has a very pronounced grain (and smells like pizza when you machine
it); Bolivian Rosewood which has a very tight and even grain; African
Blackwood, which is extremely hard and fine grained; and Bocote,
which has a very pronounced grain. Others work too, but a lot of them
have a coarser grain and don’t work as well as these. When finishing
a CA finish, look for what’s called MicroMesh, which is special
sandpaper that goes to 12,000 grit. The suppliers above carry it. It
was originally created to fix scratches in acrylic aircraft canopies,
so will give an absolute perfect finish to the acrylic, but works on
raw wood or metals too. This is how I am able to get polished
titanium right next to spiraled inlays of Olivewood on a pen.

Good luck with your project.

Bruce Boone
Boone Titanium Rings

People can be sensitive to respiratory irritant wood dusts some more
than others. Google “toxic woods” You will find out quite a bit.
Utensils have been made of the maples, alder, bamboo. You really need
to do your homework.


... what woods are fine for being against the skin and > eating
utensils, etc? 

For a number of years I was seriously into carving wooden spoons,
usually from green wood, mostly using the Swedish techniques
championed by Willy Sundquist and his son (for examples of this kind
of work, see http://www.pinewoodforge.com/eating.spoons.html).

I found the following to be exceptional for utensils, rated more or
less in order of personal preference: hawthorn, pear wood, cherry,
apple wood, olive wood, boxwood (power carved not hand carved).

Others that are ok include: holly, dogwood, maples (rock maple is by
far the best of these), alder, magnolia, white oak if you can live
with the porous surface, aged fir (yup, fir. believe it or don’t).

Most of the exotic woods --rosewoods and the like-- are a bad idea
for utensils. There are rare exceptions but they’re so hard to come
by and you often have no idea how they were treated before they ended
up in your hands (some of the wood treatment methods used in the
"less developed" countries of the world would make your hair curl).

IMHO how you finish your utensils is at least as important as what
wood you use. Forget varnishes and shellac if you plan on actually
using the utensils. Oil and oil/wax finishes are the only way to go.

In my work I found that naturally air hardening oils worked very
well (eg. tung oil, raw linseed oil, grapeseed oil, etc). Raw tung
oil was probably the best I used but you MUST use the raw stuff
because “prepared” tung oils have heavy metal driers added that make
them very bad for your internal organs. Other good options included
olive oil (it air hardens VERY slowly but doesn’t tend to go terribly
rancid), raw linseed oil, and oil-beeswax combos.

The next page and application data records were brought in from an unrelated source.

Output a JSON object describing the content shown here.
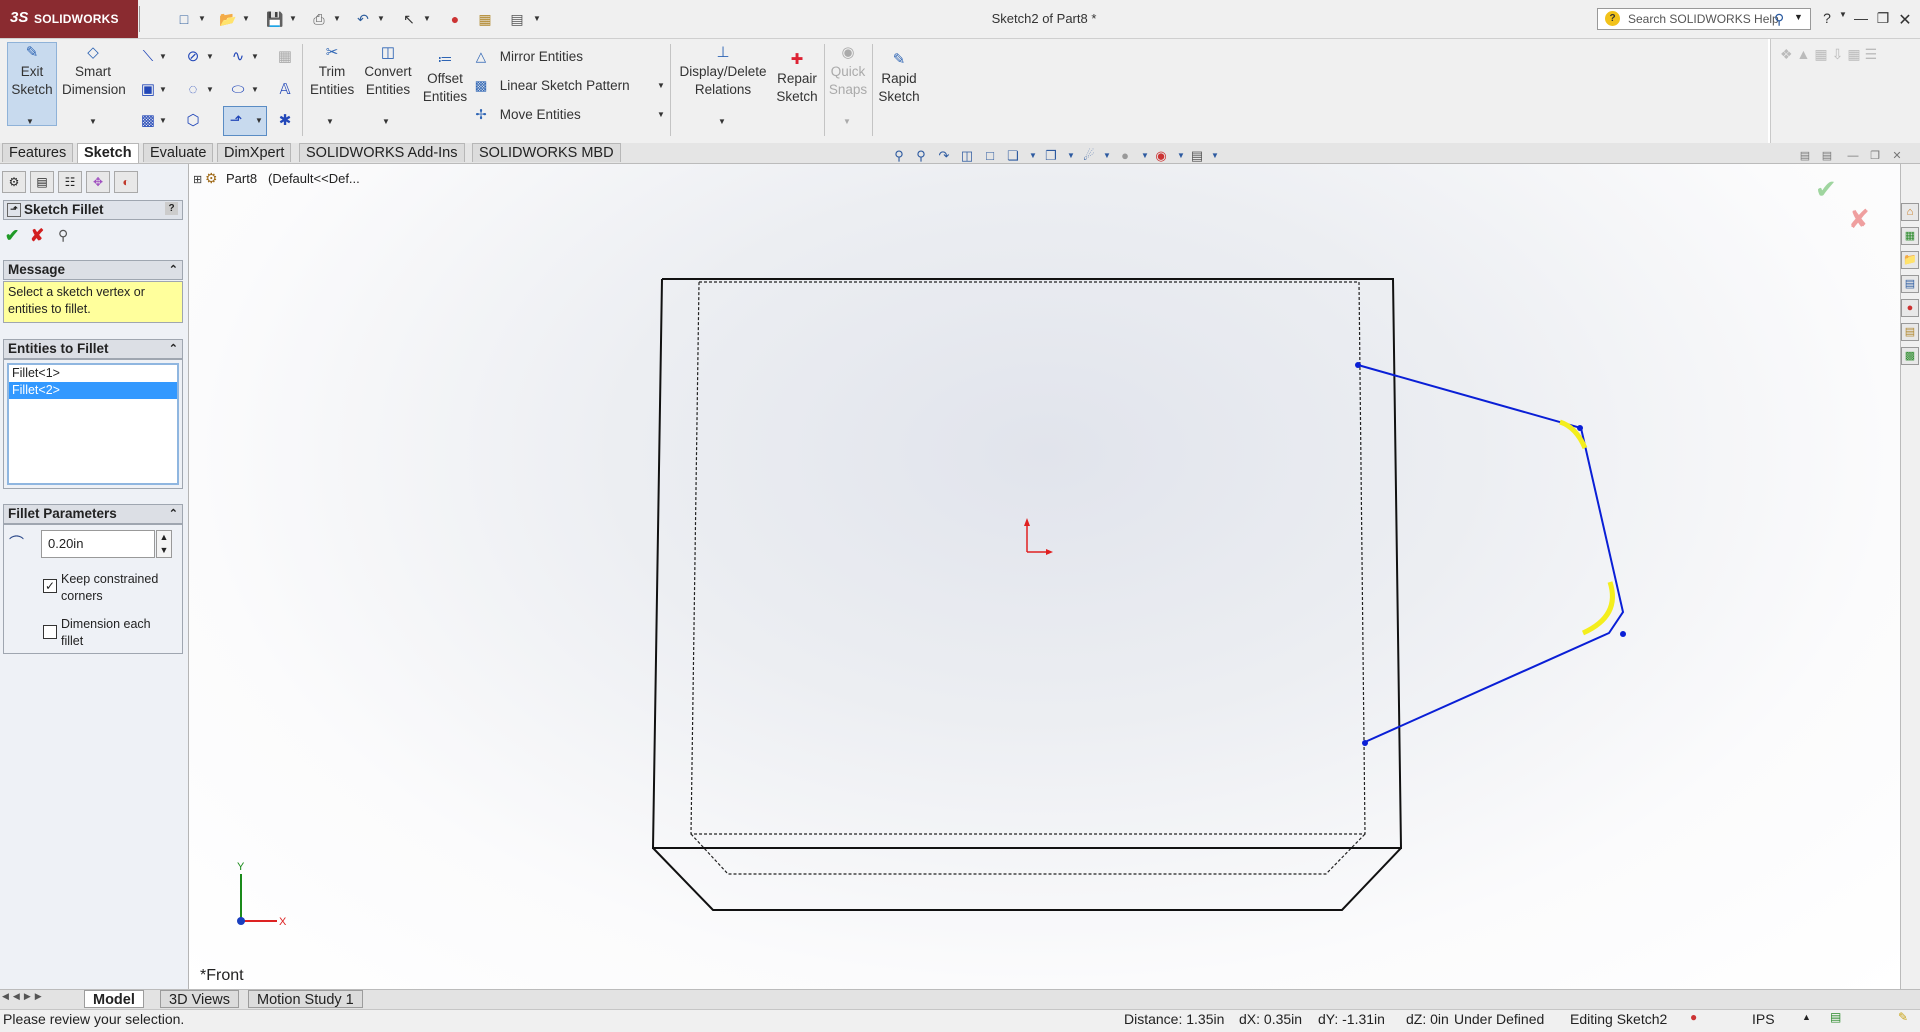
{
  "app": {
    "brand": "SOLIDWORKS",
    "doc_title": "Sketch2 of Part8 *"
  },
  "search": {
    "placeholder": "Search SOLIDWORKS Help"
  },
  "toolbar": {
    "exit_sketch": [
      "Exit",
      "Sketch"
    ],
    "smart_dimension": [
      "Smart",
      "Dimension"
    ],
    "trim_entities": [
      "Trim",
      "Entities"
    ],
    "convert_entities": [
      "Convert",
      "Entities"
    ],
    "offset_entities": [
      "Offset",
      "Entities"
    ],
    "mirror_entities": "Mirror Entities",
    "linear_sketch_pattern": "Linear Sketch Pattern",
    "move_entities": "Move Entities",
    "display_delete_relations": [
      "Display/Delete",
      "Relations"
    ],
    "repair_sketch": [
      "Repair",
      "Sketch"
    ],
    "quick_snaps": [
      "Quick",
      "Snaps"
    ],
    "rapid_sketch": [
      "Rapid",
      "Sketch"
    ]
  },
  "tabs": [
    "Features",
    "Sketch",
    "Evaluate",
    "DimXpert",
    "SOLIDWORKS Add-Ins",
    "SOLIDWORKS MBD"
  ],
  "active_tab": "Sketch",
  "property_manager": {
    "title": "Sketch Fillet",
    "message_header": "Message",
    "message_line1": "Select a sketch vertex or",
    "message_line2": "entities to fillet.",
    "entities_header": "Entities to Fillet",
    "entities": [
      "Fillet<1>",
      "Fillet<2>"
    ],
    "selected_entity": "Fillet<2>",
    "params_header": "Fillet Parameters",
    "radius": "0.20in",
    "keep_constrained_1": "Keep constrained",
    "keep_constrained_2": "corners",
    "keep_constrained_checked": true,
    "dimension_each_1": "Dimension each",
    "dimension_each_2": "fillet",
    "dimension_each_checked": false
  },
  "feature_tree": {
    "part": "Part8",
    "config": "(Default<<Def..."
  },
  "viewport": {
    "view_label": "*Front",
    "axis_x": "X",
    "axis_y": "Y"
  },
  "bottom_tabs": [
    "Model",
    "3D Views",
    "Motion Study 1"
  ],
  "status_bar": {
    "message": "Please review your selection.",
    "distance": "Distance: 1.35in",
    "dx": "dX: 0.35in",
    "dy": "dY: -1.31in",
    "dz": "dZ: 0in",
    "sketch_state": "Under Defined",
    "editing": "Editing Sketch2",
    "units": "IPS"
  },
  "colors": {
    "brand": "#8a2b30",
    "sketch_line": "#0a1fd6",
    "highlight": "#f4ee1c",
    "origin": "#e02020",
    "selection": "#3399ff"
  }
}
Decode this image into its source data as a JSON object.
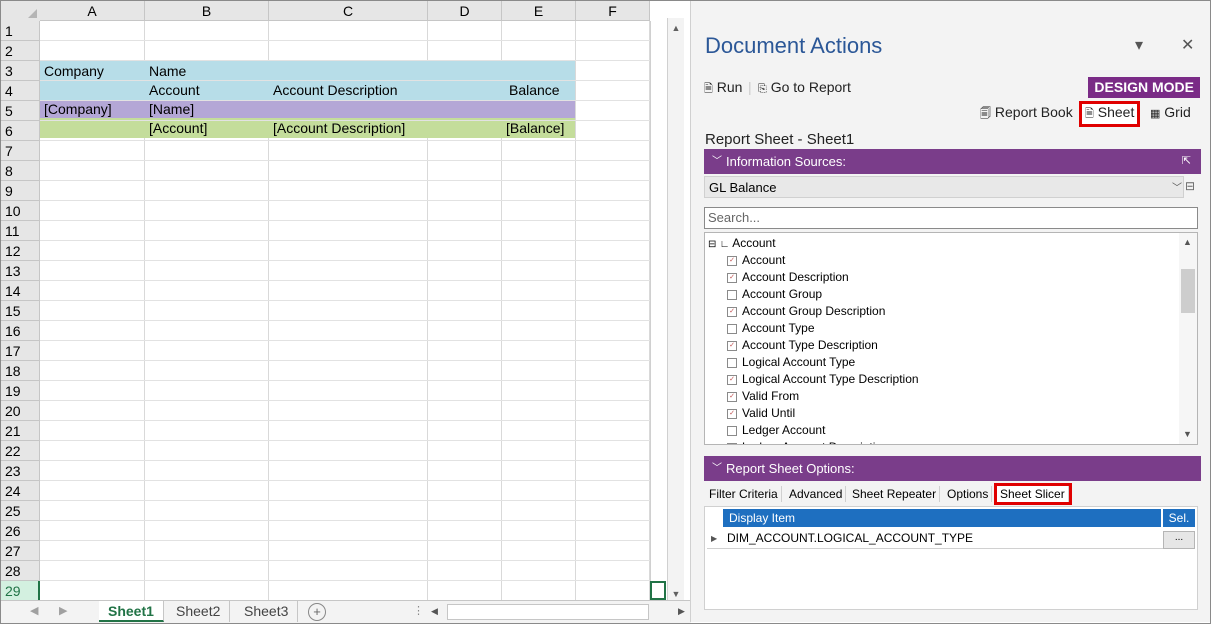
{
  "spreadsheet": {
    "columns": [
      "A",
      "B",
      "C",
      "D",
      "E",
      "F"
    ],
    "rows": [
      "1",
      "2",
      "3",
      "4",
      "5",
      "6",
      "7",
      "8",
      "9",
      "10",
      "11",
      "12",
      "13",
      "14",
      "15",
      "16",
      "17",
      "18",
      "19",
      "20",
      "21",
      "22",
      "23",
      "24",
      "25",
      "26",
      "27",
      "28",
      "29"
    ],
    "selected_row": "29",
    "band_colors": {
      "header": "#b7dde8",
      "group": "#b4a7d6",
      "detail": "#c4dd9b"
    },
    "cells": {
      "a2": "Company",
      "b2": "Name",
      "b3": "Account",
      "c3": "Account Description",
      "e3": "Balance",
      "a4": "[Company]",
      "b4": "[Name]",
      "b5": "[Account]",
      "c5": "[Account Description]",
      "e5": "[Balance]"
    },
    "sheet_tabs": [
      "Sheet1",
      "Sheet2",
      "Sheet3"
    ],
    "active_sheet": "Sheet1",
    "add_sheet_label": "+"
  },
  "pane": {
    "title": "Document Actions",
    "run_label": "Run",
    "goto_label": "Go to Report",
    "design_mode": "DESIGN MODE",
    "report_book_label": "Report Book",
    "sheet_label": "Sheet",
    "grid_label": "Grid",
    "subtitle": "Report Sheet - Sheet1",
    "info_sources_label": "Information Sources:",
    "source_selected": "GL Balance",
    "search_placeholder": "Search...",
    "tree_root": "Account",
    "tree_items": [
      {
        "label": "Account",
        "checked": true
      },
      {
        "label": "Account Description",
        "checked": true
      },
      {
        "label": "Account Group",
        "checked": false
      },
      {
        "label": "Account Group Description",
        "checked": true
      },
      {
        "label": "Account Type",
        "checked": false
      },
      {
        "label": "Account Type Description",
        "checked": true
      },
      {
        "label": "Logical Account Type",
        "checked": false
      },
      {
        "label": "Logical Account Type Description",
        "checked": true
      },
      {
        "label": "Valid From",
        "checked": true
      },
      {
        "label": "Valid Until",
        "checked": true
      },
      {
        "label": "Ledger Account",
        "checked": false
      },
      {
        "label": "Ledger Account Description",
        "checked": true
      }
    ],
    "options_label": "Report Sheet Options:",
    "option_tabs": [
      "Filter Criteria",
      "Advanced",
      "Sheet Repeater",
      "Options",
      "Sheet Slicer"
    ],
    "active_option_tab": "Sheet Slicer",
    "grid_header_display": "Display Item",
    "grid_header_sel": "Sel.",
    "grid_rows": [
      {
        "display": "DIM_ACCOUNT.LOGICAL_ACCOUNT_TYPE",
        "sel": "..."
      }
    ],
    "accent_purple": "#7a3d8a",
    "highlight_red": "#e00000"
  }
}
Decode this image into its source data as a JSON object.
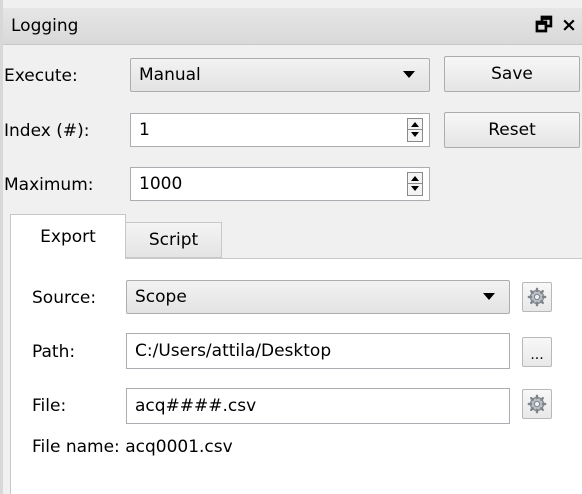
{
  "panel": {
    "title": "Logging",
    "float_glyph": "🗗",
    "close_glyph": "×"
  },
  "execute": {
    "label": "Execute:",
    "value": "Manual"
  },
  "index": {
    "label": "Index (#):",
    "value": "1"
  },
  "maximum": {
    "label": "Maximum:",
    "value": "1000"
  },
  "buttons": {
    "save": "Save",
    "reset": "Reset"
  },
  "tabs": [
    {
      "label": "Export",
      "active": true
    },
    {
      "label": "Script",
      "active": false
    }
  ],
  "export": {
    "source_label": "Source:",
    "source_value": "Scope",
    "path_label": "Path:",
    "path_value": "C:/Users/attila/Desktop",
    "browse_label": "...",
    "file_label": "File:",
    "file_value": "acq####.csv",
    "file_name_text": "File name: acq0001.csv"
  },
  "icons": {
    "source_settings": "gear-icon",
    "file_settings": "gear-icon"
  }
}
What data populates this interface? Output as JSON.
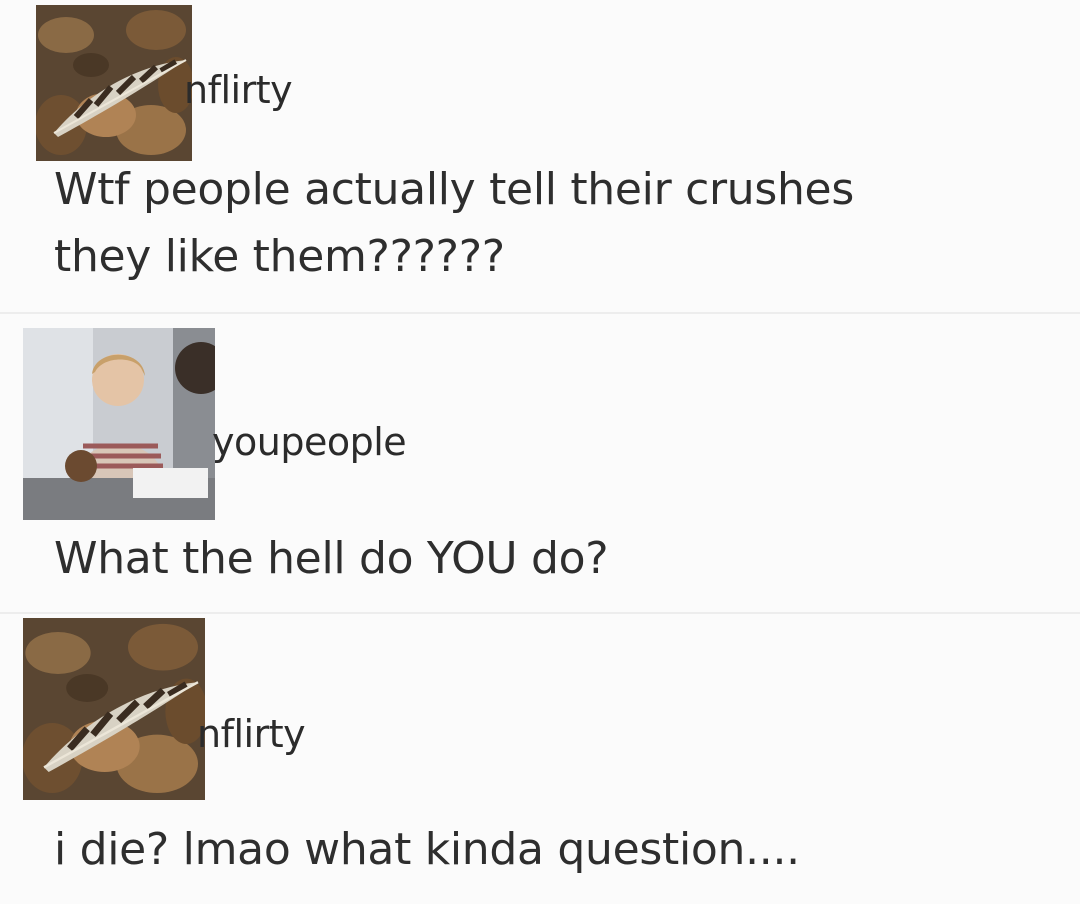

A slow boil in pure
cream works nicely too if that’s an option for you (sadly one must
discard the cream afterwards :slight_smile: ).

Feel free to contact me offline if you’d like more details.

Trevor F.
in The City of Light
Visit TouchMetal.com at http://www.touchmetal.com

I.J.S. makes beautiful inlay-ready rings, and blanks for earrings,
pendants, brooches, cufflinks, and what-have-you. Contact me
off-list for a catalog.

Dan Woodard, I.J.S.